A semen analysis is a test performed to screen for male fertility problems. Computer-aided sperm analysis (CASA) technology is a technology developed in the late 1980s for analysing sperm movement characteristics or kinematics and has been highly successful in enabling this field of research. In an attempt to make the assessments of semen quality more objective and detailed, tools for computer-assisted semen analysis have been developed.
How is it done?
In order to perform a semen analysis, a man must collect a semen specimen into a sterile cup. This is usually done by masturbation, although in some cases it can be obtained during intercourse by the use of a special condom. After obtaining the sperm specimen, it is placed on the microscope stage of the CASA equipment. A high-resolution video camera is mounted to this
microscope, which sends data to the computer for analysis. A computerised sperm analysis with the required software will provide the fertility specialist with many additional parameters to investigate for the diagnosis of infertility. The findings obtained through the CASA method are accurate and reproducible.
Advantages of CASA
In contrast to manual counting, CASA uses hardware and software to visualise and evaluate consecutive images of viable sperms so as to obtain precise and valid information on the kinematics of individual sperms. Some of the data obtained by CASA include
CASA provides fast, accurate and objectively repeatable results. A precise morphological and morphometric analysis of each spermatozoa is provided in real time. This equipment can also perform certain specialised tests for parameters such as sperm vitality & sperm DNA fragmentation index, all of which help to identify the reasons for fertility.
Although CASA has several advantages as compared to manual analysis, human clinical semen analysis has many inherent difficulties caused by sperm clumping and heavy background debris. Also, this complex system is susceptible to false negative or positive results due to inappropriate use. Hence, a thorough validation procedure as well as user training is absolutely necessary in order to profit from these powerful machines.

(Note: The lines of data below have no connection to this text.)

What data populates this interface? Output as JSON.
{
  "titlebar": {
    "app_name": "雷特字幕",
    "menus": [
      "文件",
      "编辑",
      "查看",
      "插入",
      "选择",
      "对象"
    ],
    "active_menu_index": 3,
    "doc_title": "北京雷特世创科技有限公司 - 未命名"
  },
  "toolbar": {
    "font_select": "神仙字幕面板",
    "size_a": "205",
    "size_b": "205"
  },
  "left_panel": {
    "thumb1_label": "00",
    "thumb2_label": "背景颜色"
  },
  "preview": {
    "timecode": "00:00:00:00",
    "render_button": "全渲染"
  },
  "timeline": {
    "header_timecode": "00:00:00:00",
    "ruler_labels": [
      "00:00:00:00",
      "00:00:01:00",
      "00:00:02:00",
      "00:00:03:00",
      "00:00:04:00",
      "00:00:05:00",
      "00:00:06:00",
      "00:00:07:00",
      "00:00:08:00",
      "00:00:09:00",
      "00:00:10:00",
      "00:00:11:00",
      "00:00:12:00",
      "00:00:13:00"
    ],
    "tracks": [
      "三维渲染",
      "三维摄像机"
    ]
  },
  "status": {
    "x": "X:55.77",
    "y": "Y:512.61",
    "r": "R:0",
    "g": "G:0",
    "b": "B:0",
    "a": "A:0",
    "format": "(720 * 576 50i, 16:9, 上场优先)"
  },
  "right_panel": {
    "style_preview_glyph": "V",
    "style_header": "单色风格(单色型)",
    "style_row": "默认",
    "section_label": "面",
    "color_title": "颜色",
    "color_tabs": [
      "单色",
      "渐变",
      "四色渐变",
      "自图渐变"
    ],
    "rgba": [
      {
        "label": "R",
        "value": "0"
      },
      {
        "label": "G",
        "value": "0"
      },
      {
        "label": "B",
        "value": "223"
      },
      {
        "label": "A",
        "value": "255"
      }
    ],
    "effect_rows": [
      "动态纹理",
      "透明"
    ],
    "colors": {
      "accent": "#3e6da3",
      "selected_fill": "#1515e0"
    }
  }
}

CASA systems provide information important for quality assurance of semen, and for the understanding of the diversity of sperm responses to changes in the microenvironment research, and thus helps in understanding deeper problems related to male infertility.